Survey Data

Reg No




Categories of Special Interest


Original Use


In Use As



1870 - 1890


233580, 401018

Date Recorded


Date Updated



Detached three-bay two-storey house, built c. 1880, having single-storey projecting entrance porch to the centre of the front elevation (south-east), added c. 1920, and with modern two-storey flat roof extension to the rear (north-west). Pitched natural slate roof having blue clay ridge tiles, and with rendered verges and smooth rendered chimneystacks to the gable ends (north-east and south-west). Pitched natural slate roof to porch having clay ridge tiles and with decorative bargeboard to the front. Roughcast rendered walls over painted plinth course, and having raised parallel quoins to the corners of the front elevation and to corners of porch. Square-headed window openings with smooth rendered reveals, painted sills, rand having tripartite timber sliding sash windows to ground floor with replacement windows over to first floor. Some two-over-two pane timber sliding sash windows surviving to secondary elevations. Square-headed doorway to the north-west face of porch with timber door. Set back from road in own grounds in the rural countryside to the north of Lifford. Complex of two single-storey outbuildings on L-shaped plan to the east of site having hipped corrugated-metal and pitched natural slate slated roofs, rubble stone walls, and with square-headed doorways openings having red brick reveals and battened timber doors and double-doors. Gravel driveway to south and east and rendered rubble stone boundary wall to road to south-east. Gateway to the south comprising a pair of smooth rendered gate piers (on square-plan) having wrought-iron flat bar gates with twisted decoration. Garden to south and rubble stone wall flanking driveway.

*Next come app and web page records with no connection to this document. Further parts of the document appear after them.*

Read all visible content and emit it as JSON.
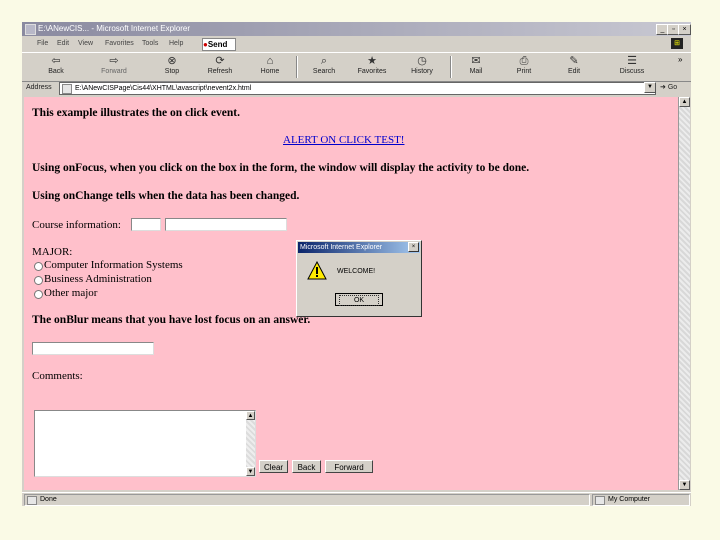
{
  "window": {
    "title": "Microsoft Internet Explorer",
    "title_prefix": "E:\\ANewCIS...",
    "buttons": [
      "_",
      "▫",
      "×"
    ]
  },
  "menu": {
    "items": [
      "File",
      "Edit",
      "View",
      "Favorites",
      "Tools",
      "Help"
    ],
    "send_label": "Send"
  },
  "toolbar": {
    "buttons": [
      {
        "label": "Back",
        "icon": "back-arrow-icon",
        "glyph": "⇦"
      },
      {
        "label": "Forward",
        "icon": "forward-arrow-icon",
        "glyph": "⇨"
      },
      {
        "label": "Stop",
        "icon": "stop-icon",
        "glyph": "⊗"
      },
      {
        "label": "Refresh",
        "icon": "refresh-icon",
        "glyph": "⟳"
      },
      {
        "label": "Home",
        "icon": "home-icon",
        "glyph": "⌂"
      },
      {
        "label": "Search",
        "icon": "search-icon",
        "glyph": "⌕"
      },
      {
        "label": "Favorites",
        "icon": "favorites-icon",
        "glyph": "★"
      },
      {
        "label": "History",
        "icon": "history-icon",
        "glyph": "◷"
      },
      {
        "label": "Mail",
        "icon": "mail-icon",
        "glyph": "✉"
      },
      {
        "label": "Print",
        "icon": "print-icon",
        "glyph": "⎙"
      },
      {
        "label": "Edit",
        "icon": "edit-icon",
        "glyph": "✎"
      },
      {
        "label": "Discuss",
        "icon": "discuss-icon",
        "glyph": "☰"
      }
    ],
    "more": "»"
  },
  "address": {
    "label": "Address",
    "value": "E:\\ANewCISPage\\Cis44\\XHTML\\avascript\\nevent2x.html",
    "go_label": "Go"
  },
  "content": {
    "intro": "This example illustrates the on click event.",
    "alert_link": "ALERT ON CLICK TEST!",
    "onfocus_text": "Using onFocus, when you click on the box in the form, the window will display the activity to be done.",
    "onchange_text": "Using onChange tells when the data has been changed.",
    "course_label": "Course information:",
    "major_label": "MAJOR:",
    "majors": [
      "Computer Information Systems",
      "Business Administration",
      "Other major"
    ],
    "onblur_text": "The onBlur means that you have lost focus on an answer.",
    "comments_label": "Comments:",
    "buttons": {
      "clear": "Clear",
      "back": "Back",
      "forward": "Forward"
    }
  },
  "dialog": {
    "title": "Microsoft Internet Explorer",
    "message": "WELCOME!",
    "ok_label": "OK"
  },
  "status": {
    "left": "Done",
    "right": "My Computer"
  }
}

This appealing and well-established dwelling, dating to the second half of the nineteenth century, retain sit early form and character despite the construction of a modern extension to the rear (north-west). Its visual appeal and integrity are enhanced by the retention of salient fabric such as the timber sliding sash windows at ground floor level and the natural slate roof. The loss of the original window fittings at first floor level detracts but suitable replacements could be easily installed. The tripartite timber sliding sash windows at ground floor level give this building a strong character. The porch is a slightly later addition, added perhaps c. 1920, but this blends in well with the original structure with the block quoins to the corners mirror those of the main body of the building while the attractive timber bargeboards add some decorative interest. The two simple outbuildings to the east add to the setting and context while the boundary walls and the attractive wrought-iron gates to the main entrance with twisted flat bars complete the setting. This building is an interesting addition to the landscape to the north of Lifford, and is an element of the built heritage of the local area.